**Action item:** Exactly how many lines in the data below contain the string "client"? Give that number and nothing else.

─── Material provided ───

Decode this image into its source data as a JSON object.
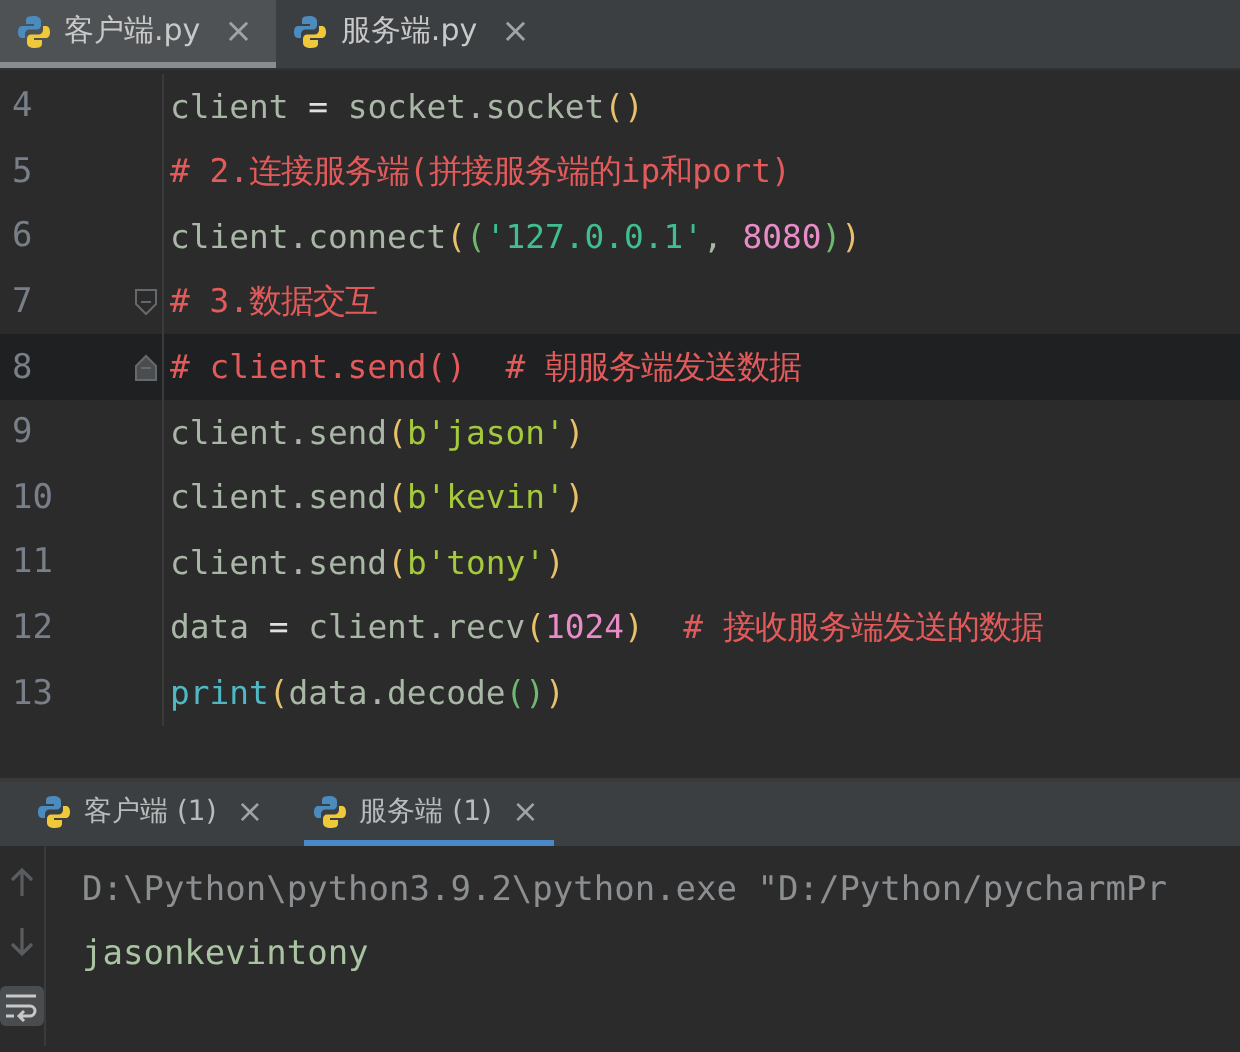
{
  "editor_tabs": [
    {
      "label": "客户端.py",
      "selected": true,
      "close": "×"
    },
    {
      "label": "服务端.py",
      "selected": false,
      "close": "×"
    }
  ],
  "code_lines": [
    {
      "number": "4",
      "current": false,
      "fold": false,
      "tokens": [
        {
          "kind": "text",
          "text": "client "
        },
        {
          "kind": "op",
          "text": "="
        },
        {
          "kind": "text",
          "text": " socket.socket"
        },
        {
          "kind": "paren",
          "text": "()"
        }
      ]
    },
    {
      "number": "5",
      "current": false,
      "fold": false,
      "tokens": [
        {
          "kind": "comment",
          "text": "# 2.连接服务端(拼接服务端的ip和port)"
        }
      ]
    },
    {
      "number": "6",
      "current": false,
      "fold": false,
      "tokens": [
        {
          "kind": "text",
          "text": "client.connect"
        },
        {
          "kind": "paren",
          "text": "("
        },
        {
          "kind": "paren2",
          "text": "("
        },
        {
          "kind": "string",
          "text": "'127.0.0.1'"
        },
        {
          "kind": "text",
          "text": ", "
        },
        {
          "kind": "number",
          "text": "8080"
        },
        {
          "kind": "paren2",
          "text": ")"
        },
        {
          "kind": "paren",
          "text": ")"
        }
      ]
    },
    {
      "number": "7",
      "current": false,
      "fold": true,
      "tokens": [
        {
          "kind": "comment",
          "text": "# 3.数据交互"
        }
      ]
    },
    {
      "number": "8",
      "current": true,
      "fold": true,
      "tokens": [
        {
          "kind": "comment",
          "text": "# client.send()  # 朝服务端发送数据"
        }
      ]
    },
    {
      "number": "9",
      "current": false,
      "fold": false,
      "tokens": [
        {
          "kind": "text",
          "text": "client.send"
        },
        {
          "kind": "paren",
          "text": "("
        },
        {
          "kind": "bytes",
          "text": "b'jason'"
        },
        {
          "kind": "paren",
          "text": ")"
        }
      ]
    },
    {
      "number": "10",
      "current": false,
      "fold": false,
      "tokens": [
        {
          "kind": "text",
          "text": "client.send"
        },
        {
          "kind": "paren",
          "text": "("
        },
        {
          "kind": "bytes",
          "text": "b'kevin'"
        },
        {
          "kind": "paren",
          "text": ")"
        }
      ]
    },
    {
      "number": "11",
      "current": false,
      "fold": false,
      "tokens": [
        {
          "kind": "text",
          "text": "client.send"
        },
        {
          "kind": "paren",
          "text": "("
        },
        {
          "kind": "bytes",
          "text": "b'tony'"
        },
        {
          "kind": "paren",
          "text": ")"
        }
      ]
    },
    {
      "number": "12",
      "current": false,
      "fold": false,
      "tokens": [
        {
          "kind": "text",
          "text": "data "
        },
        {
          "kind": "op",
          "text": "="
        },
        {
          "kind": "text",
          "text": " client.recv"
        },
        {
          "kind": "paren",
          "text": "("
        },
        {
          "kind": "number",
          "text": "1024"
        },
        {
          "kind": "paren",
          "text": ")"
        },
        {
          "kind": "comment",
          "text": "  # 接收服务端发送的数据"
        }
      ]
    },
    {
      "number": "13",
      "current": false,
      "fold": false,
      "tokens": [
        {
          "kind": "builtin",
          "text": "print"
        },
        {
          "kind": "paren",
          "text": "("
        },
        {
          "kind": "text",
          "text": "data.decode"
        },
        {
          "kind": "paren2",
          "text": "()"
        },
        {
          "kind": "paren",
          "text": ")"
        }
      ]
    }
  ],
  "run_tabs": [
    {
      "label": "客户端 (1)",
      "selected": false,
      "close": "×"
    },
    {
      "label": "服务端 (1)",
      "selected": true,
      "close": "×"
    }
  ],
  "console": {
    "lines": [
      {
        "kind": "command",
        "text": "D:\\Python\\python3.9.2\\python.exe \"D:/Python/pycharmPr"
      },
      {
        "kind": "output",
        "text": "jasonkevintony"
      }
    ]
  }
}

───

**Exercise result:** 7